Poetry of the absurd


It is scribbled along the body
Impossible even to say a word

An alphabet has been stored beneath the ground
It is a practice alphabet, work of the hand

Yet not, not marks inside a box
For example, this is a mirror box

Spinoza designed such a box
And called it the eighth sky . . .

Visiting poet Michael Palmer began his reading Monday night with the poem “Eighth Sky,” explaining that he wrote it in memory of French writer and painter Max Jacob, who died in a Nazi deportation camp. Most of the poems Palmer read to the audience of about 150 in the Social Sciences building were dedicated to writers who had inspired him, and Palmer followed “Eighth Sky” with “SB,” for playwright Samuel Beckett, then read an untitled poem dedicated to contemporary poet David Shapiro that revealed Palmer's philosophical bent. "What is the relation of the painting to its title?” asked one verse. “The painting bears no relation to its title,” responded the next.

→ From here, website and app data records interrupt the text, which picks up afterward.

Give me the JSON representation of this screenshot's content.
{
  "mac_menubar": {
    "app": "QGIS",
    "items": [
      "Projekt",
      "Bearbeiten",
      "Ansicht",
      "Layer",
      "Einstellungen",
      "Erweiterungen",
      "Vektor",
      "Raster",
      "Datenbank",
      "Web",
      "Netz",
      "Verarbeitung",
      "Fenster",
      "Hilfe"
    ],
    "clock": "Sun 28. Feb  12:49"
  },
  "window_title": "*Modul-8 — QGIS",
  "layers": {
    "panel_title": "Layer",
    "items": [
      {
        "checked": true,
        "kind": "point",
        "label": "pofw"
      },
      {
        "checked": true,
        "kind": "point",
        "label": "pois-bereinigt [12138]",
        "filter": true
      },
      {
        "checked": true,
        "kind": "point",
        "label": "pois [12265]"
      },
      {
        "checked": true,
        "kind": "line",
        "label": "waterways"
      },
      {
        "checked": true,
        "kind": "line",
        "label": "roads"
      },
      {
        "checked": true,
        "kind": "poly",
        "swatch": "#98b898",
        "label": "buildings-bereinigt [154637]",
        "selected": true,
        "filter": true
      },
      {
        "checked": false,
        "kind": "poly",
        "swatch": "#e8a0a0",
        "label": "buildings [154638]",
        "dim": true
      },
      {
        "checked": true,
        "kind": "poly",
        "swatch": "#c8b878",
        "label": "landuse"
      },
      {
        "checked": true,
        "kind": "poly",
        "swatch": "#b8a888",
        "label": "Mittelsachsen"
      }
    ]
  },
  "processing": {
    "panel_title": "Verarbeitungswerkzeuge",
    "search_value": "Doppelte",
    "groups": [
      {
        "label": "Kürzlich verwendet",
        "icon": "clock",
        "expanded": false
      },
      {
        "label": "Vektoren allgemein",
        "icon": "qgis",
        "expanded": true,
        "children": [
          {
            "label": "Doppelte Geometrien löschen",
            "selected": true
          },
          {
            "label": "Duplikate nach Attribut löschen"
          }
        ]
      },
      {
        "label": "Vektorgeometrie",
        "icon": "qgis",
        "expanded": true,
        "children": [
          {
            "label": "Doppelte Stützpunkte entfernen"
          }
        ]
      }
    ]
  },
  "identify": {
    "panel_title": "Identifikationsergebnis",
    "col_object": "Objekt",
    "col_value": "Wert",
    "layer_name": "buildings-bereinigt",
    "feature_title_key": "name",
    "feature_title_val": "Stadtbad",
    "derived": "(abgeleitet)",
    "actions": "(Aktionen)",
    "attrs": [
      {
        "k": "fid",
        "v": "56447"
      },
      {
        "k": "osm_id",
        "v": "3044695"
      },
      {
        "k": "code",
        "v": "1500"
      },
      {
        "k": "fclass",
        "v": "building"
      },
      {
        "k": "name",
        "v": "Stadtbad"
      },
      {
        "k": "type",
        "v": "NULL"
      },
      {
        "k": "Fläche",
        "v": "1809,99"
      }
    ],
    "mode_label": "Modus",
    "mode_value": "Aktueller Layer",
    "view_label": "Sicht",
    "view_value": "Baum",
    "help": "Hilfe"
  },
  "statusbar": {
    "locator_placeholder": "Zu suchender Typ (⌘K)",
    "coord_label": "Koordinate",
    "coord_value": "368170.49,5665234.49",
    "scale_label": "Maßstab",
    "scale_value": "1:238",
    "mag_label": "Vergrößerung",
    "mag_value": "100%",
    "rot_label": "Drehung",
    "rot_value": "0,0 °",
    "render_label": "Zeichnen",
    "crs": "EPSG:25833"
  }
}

“There are plenty of seats,” Palmer said to students tiptoeing into the auditorium, before continuing with a selection from his latest book, Company of Moths, (2005). Reading the poem “Untitled, October 22nd,” Palmer began, “Eva Braun advised me in a dream to always be kind to dogs,” a line that made the audience chuckle. “So I summoned my dog, gnarly dog." Once he finished reading the poem, Palmer incited more laughter, explaining, “I ran into trouble when my French translator was trying to translate gnarly.”

Palmer, who will give a lecture Wednesday on his 30-year collaboration with the San Francisco–based Margaret Jenkins Dance Company, finished the reading with recent and unpublished poems reflecting his sense of humor and taste for the absurd. After seeing Kane Kwei’s sculpture, “Coffin in the shape of a Cocoa Pod,” at San Francisco’s de Young art museum, Palmer wrote a poem beginning, “Bury me in a cocoa pod. It’s time," and going on with requests to be buried in a Mercedes-Benz, a pot of India ink, a cuckoo clock, and more. Before his listeners lined up for cookies, cheese, and wine, Palmer closed with another poem whose last line read, “Poem, don’t be so strange.”

Jenny Fisher, '07

Photo: Poet Michael Palmer reads his work.

October 24, 2006